Our latest book is titled Divided We Stand: The 2020 Elections and American Politics. The early stages of the 2024 race will soon begin.
Charlie Sykes notes presidential buzz around Illinois Governor Pritzker and California Governor Newsom.
Which brings us to Newsom and Pritzker, who are being mentioned by the Great Premature Mentioners as possible 2024 contenders.
The same thing is happening in the GOP, where there is a good deal of post-Trump wish-casting.
The cool kid betting has Florida’s Ron DeSantis in the pole position. But don’t count on it, because these things always look better in the perfervid imaginings of pundits and consultants.
History suggests — actually it shouts at us — that there is many a slip twixt the hype and an actual candidacy.
Just ask President Fred Thompson. Or Rick Perry. Or Gary Hart. Or Jeb (!) Bush, Ed Muskie, Wesley Clark, Scott Walker, or America’s Freaking Mayor.
It’s worth remembering that, at one time, they were not just contenders — they were front-runners. And then stuff happened.
... Newsom is making all sorts of noise and mustering all kinds of attention outside the state, most recently by trolling Florida’s governor with a campaign-style TV spot dumping on Republican Ron DeSantis and some of his retrograde policies on free speech and voting rights.
[BUT] History has shown how tough it is for a governor with full-time responsibilities in Sacramento to run for president and succeed. Republican Pete Wilson and Democrat Jerry Brown both fell short in their pursuit of the White House and learned that the hard way.
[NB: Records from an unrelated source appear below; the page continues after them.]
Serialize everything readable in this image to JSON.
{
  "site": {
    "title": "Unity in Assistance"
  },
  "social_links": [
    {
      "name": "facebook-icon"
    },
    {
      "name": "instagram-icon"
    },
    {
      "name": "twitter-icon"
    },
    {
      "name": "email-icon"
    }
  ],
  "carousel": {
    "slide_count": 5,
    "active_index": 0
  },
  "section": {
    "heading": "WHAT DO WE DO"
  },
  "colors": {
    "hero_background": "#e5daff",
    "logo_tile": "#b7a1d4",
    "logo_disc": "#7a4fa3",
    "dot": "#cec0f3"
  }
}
Then there’s the matter of the Democrat currently residing in the White House
What if Biden chooses not to seek a second term?
Then the front-runner automatically becomes his vice president — and Newsom’s old frenemy — Kamala Harris.
The two came up together in San Francisco politics and share the same donor and political base. (For a time, they shared the same set of political strategists.) Newsom had indicated to those around him he has no intention of challenging Harris if she were to run in 2024, which is probably wise.
Taking the nomination away from a sitting vice president would also pose a steep challenge.